## Exercise requirements
Below are some records. Copy every line in them that holds "JSON".

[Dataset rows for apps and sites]
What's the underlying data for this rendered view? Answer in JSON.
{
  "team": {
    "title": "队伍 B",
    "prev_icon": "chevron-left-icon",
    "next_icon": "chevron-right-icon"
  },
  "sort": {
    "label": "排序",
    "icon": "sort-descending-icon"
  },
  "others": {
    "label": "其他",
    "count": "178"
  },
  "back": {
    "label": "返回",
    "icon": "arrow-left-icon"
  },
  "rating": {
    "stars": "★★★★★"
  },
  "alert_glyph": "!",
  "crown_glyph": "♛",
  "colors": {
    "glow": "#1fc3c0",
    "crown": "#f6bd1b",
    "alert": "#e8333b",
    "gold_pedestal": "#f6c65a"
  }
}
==
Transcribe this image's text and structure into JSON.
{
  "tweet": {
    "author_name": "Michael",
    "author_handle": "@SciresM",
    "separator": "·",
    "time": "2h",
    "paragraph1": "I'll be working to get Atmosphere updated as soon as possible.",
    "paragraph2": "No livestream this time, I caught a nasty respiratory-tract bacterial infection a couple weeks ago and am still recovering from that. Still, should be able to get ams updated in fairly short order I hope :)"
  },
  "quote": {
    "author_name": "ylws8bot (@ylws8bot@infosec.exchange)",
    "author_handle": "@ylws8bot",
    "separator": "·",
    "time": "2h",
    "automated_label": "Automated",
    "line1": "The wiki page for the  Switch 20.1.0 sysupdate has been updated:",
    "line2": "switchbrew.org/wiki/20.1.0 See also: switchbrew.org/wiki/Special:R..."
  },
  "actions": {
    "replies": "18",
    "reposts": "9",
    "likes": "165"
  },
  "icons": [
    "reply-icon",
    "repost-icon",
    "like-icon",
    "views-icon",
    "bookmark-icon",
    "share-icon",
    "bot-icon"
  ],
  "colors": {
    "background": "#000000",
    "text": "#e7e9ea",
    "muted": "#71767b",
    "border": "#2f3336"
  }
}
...
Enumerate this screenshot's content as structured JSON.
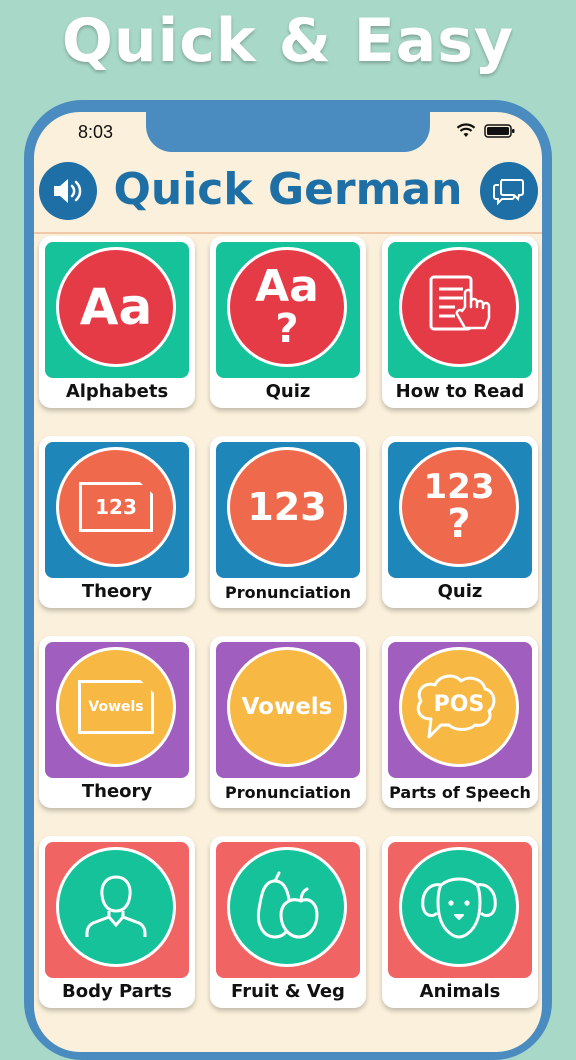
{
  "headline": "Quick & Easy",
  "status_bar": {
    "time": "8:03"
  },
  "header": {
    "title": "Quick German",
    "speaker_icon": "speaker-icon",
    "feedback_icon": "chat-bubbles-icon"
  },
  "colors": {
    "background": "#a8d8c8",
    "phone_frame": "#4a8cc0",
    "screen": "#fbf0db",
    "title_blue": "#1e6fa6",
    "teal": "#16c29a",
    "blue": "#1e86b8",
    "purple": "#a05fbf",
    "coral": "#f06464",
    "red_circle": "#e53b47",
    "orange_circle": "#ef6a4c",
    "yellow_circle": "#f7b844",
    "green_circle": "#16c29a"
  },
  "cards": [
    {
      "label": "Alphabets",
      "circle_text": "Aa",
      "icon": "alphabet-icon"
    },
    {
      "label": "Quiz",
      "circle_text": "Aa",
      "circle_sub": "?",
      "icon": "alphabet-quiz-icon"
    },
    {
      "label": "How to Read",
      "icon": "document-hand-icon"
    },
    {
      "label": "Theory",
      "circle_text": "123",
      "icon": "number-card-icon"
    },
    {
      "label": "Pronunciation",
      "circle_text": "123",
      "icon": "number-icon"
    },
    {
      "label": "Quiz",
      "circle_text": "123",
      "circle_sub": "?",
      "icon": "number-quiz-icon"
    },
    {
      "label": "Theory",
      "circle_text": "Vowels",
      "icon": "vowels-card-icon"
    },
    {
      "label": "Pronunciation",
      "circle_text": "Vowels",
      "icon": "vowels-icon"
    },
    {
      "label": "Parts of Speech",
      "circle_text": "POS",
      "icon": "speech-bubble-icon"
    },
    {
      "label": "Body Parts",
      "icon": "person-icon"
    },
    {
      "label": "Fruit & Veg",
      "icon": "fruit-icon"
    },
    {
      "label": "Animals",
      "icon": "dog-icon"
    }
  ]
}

## Result of the task
What's the underlying data for this rendered view? Answer in JSON.
Transcribe this image's text and structure into JSON.
Enumerate this screenshot's content as structured JSON.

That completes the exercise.